Photo by Eden Brown.
At last year’s race, Neal Lawson said he was so caught up in the event that he never had a moment to let the day’s events soak in. In 2014, his wife was killed when a truck hit her outside of the nearby Nottingham Elementary School. In 2015, Neal Lawson, along with other friends and family of his wife, set up the Jennifer Bush-Lawson Foundation and hosted a memorial 5k run to raise money for the Virginia Hospital Center and the Arlington Pediatric Center. This year, the morning of the race on Nov. 19, Neal Lawson said he was finally able to take a moment to breathe and remember Jennifer Bush-Lawson.
Jennifer Bush-Lawson had complicated pregnancies. Each of her three children arrived prematurely and required critical care for the first few days. The foundation’s goal is to fulfill Jennifer Bush-Lawson’s passion for helping mothers who did not have access to the same medical care. In last year’s race, the Jennifer Bush-Lawson Foundation managed to raise $105,000 for low-income mothers in need of child care. Moving into the race’s second year, there were concerns the attendance and the fundraising would taper off. But Neal Lawson said this year it looked like attendance would match or even exceed last year.
“We want to make sure every mother and child has a fair chance,” said Lawson. “We were able to fund the first 12 months of wellness care for 240 children this year.”

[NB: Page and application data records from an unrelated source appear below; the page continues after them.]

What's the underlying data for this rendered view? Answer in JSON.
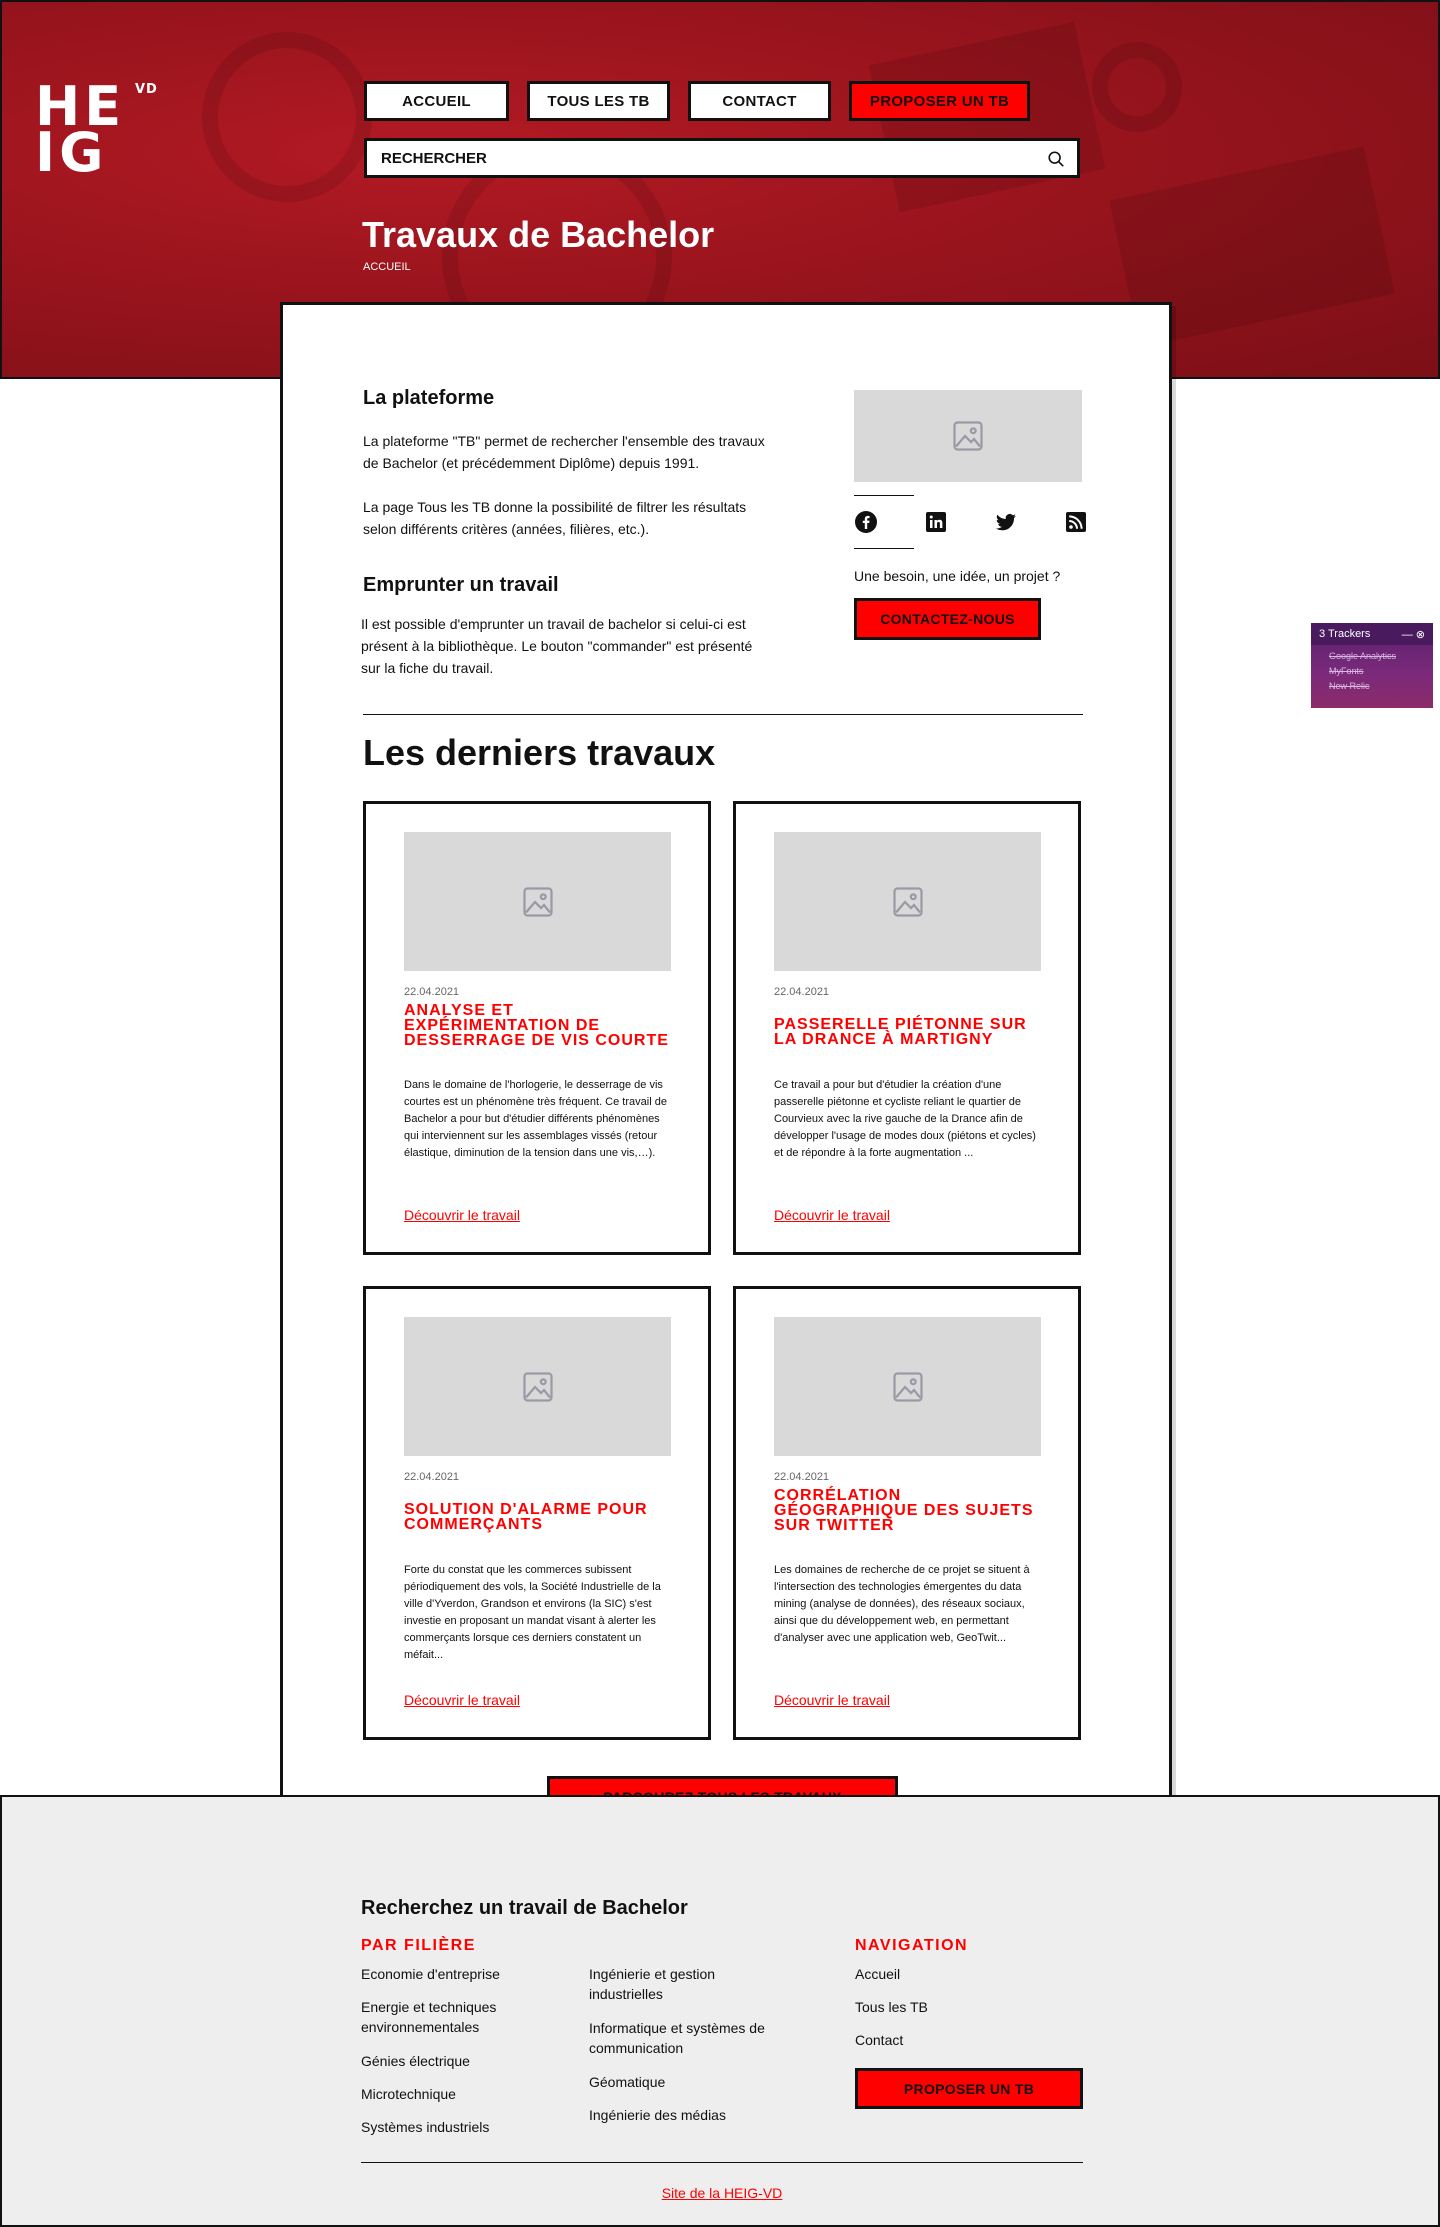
{
  "brand": {
    "logo_line1": "HE",
    "logo_line2": "IG",
    "logo_suffix": "VD"
  },
  "nav": {
    "items": [
      "ACCUEIL",
      "TOUS LES TB",
      "CONTACT"
    ],
    "propose": "PROPOSER UN TB",
    "search_placeholder": "RECHERCHER"
  },
  "hero": {
    "title": "Travaux de Bachelor",
    "breadcrumb": "ACCUEIL"
  },
  "platform": {
    "heading": "La plateforme",
    "text1": "La plateforme \"TB\" permet de rechercher l'ensemble des travaux de Bachelor (et précédemment Diplôme) depuis 1991.",
    "text2": "La page Tous les TB donne la possibilité de filtrer les résultats selon différents critères (années, filières, etc.)."
  },
  "borrow": {
    "heading": "Emprunter un travail",
    "text": "Il est possible d'emprunter un travail de bachelor si celui-ci est présent à la bibliothèque. Le bouton \"commander\" est présenté sur la fiche du travail."
  },
  "sidebar": {
    "social": [
      "facebook-icon",
      "linkedin-icon",
      "twitter-icon",
      "rss-icon"
    ],
    "tagline": "Une besoin, une idée, un projet ?",
    "contact": "CONTACTEZ-NOUS"
  },
  "latest": {
    "heading": "Les derniers travaux",
    "link_label": "Découvrir le travail",
    "cards": [
      {
        "date": "22.04.2021",
        "title": "ANALYSE ET EXPÉRIMENTATION DE DESSERRAGE DE VIS COURTE",
        "desc": "Dans le domaine de l'horlogerie, le desserrage de vis courtes est un phénomène très fréquent. Ce travail de Bachelor a pour but d'étudier différents phénomènes qui interviennent sur les assemblages vissés (retour élastique, diminution de la tension dans une vis,…)."
      },
      {
        "date": "22.04.2021",
        "title": "PASSERELLE PIÉTONNE SUR LA DRANCE À MARTIGNY",
        "desc": "Ce travail a pour but d'étudier la création d'une passerelle piétonne et cycliste reliant le quartier de Courvieux avec la rive gauche de la Drance afin de développer l'usage de modes doux (piétons et cycles) et de répondre à la forte augmentation ..."
      },
      {
        "date": "22.04.2021",
        "title": "SOLUTION D'ALARME POUR COMMERÇANTS",
        "desc": "Forte du constat que les commerces subissent périodiquement des vols, la Société Industrielle de la ville d'Yverdon, Grandson et environs (la SIC) s'est investie en proposant un mandat visant à alerter les commerçants lorsque ces derniers constatent un méfait..."
      },
      {
        "date": "22.04.2021",
        "title": "CORRÉLATION GÉOGRAPHIQUE DES SUJETS SUR TWITTER",
        "desc": "Les domaines de recherche de ce projet se situent à l'intersection des technologies émergentes du data mining (analyse de données), des réseaux sociaux, ainsi que du développement web, en permettant d'analyser avec une application web, GeoTwit..."
      }
    ],
    "browse_all": "PARCOUREZ TOUS LES TRAVAUX"
  },
  "footer": {
    "heading": "Recherchez un travail de Bachelor",
    "by_field": "PAR FILIÈRE",
    "fields_col1": [
      "Economie d'entreprise",
      "Energie et techniques environnementales",
      "Génies électrique",
      "Microtechnique",
      "Systèmes industriels"
    ],
    "fields_col2": [
      "Ingénierie et gestion industrielles",
      "Informatique et systèmes de communication",
      "Géomatique",
      "Ingénierie des médias"
    ],
    "navigation": "NAVIGATION",
    "nav_links": [
      "Accueil",
      "Tous les TB",
      "Contact"
    ],
    "propose": "PROPOSER UN TB",
    "site_link": "Site de la HEIG-VD"
  },
  "trackers": {
    "title": "3 Trackers",
    "items": [
      "Google Analytics",
      "MyFonts",
      "New Relic"
    ]
  }
}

Lawson’s story had touched many Arlingtonians, some of whom were friends of Jennifer Bush-Lawson but many of whom only came to know her after her death. Allison Horton lives in Clarendon but said parents all across the county had heard about Jennifer Bush-Lawson’s accident when it happened. Horton said as the time for the second race came around, many of her friends were sharing the information about the race around social media.
“It’s pretty amazing to see what they’ve built out of such tragedy,” said Scott Kamholz.
Several runners said they were excited that the turnout was so good and look forward to running in the race again next year.
“It’s awesome,” said Mark Seip. “It’s a great cause and it’s a lot of fun. It’s been fantastic. The turnout today is awesome. There was concern that it was a one-off thing, but it’s still going strong. They do a good job of reminding us why we’re all here.”
“It’s a great feeling of community, to see parents and kids from other races out here,” said Thai Phi Le, who said she didn’t know the Lawsons before the accident but said many of her friends did.
“It’s bittersweet,” said Kimberly Suiters from ABC7 who helped to host the event. “I remember the day we lost Jennifer. We were all traumatized. It could have been any of us. So running this course is very emotional. We run past that spot where she died. But we find her again. Her legacy and Neal’s love touches all of us. It’s my favorite race I’ve ever run.”
Fran Bush, Jennifer Bush-Lawson’s mother, attended the event with her husband Bruce Bush.
“The people here are unbelievable,” said Fran Bush. “I’ve never seen a community like this. I look forward to coming to this. It’s painful, the kids still get emotional, but this is what Jennifer would have wanted. She wanted them to get involved. She wanted her kids volunteering at the hospital.”
Both Fran and Bruce Bush said they were very impressed with how welcoming everyone in Arlington has been.
For Neal Lawson, the last year has been one about learning to keep moving forward with life after losing his partner.
“I’ve continued to learn how to be a single parent,” said Neal Lawson. “The kids and I will continue to grieve. Things will change but it will always be there. It’s not as fresh, but it’s still there.”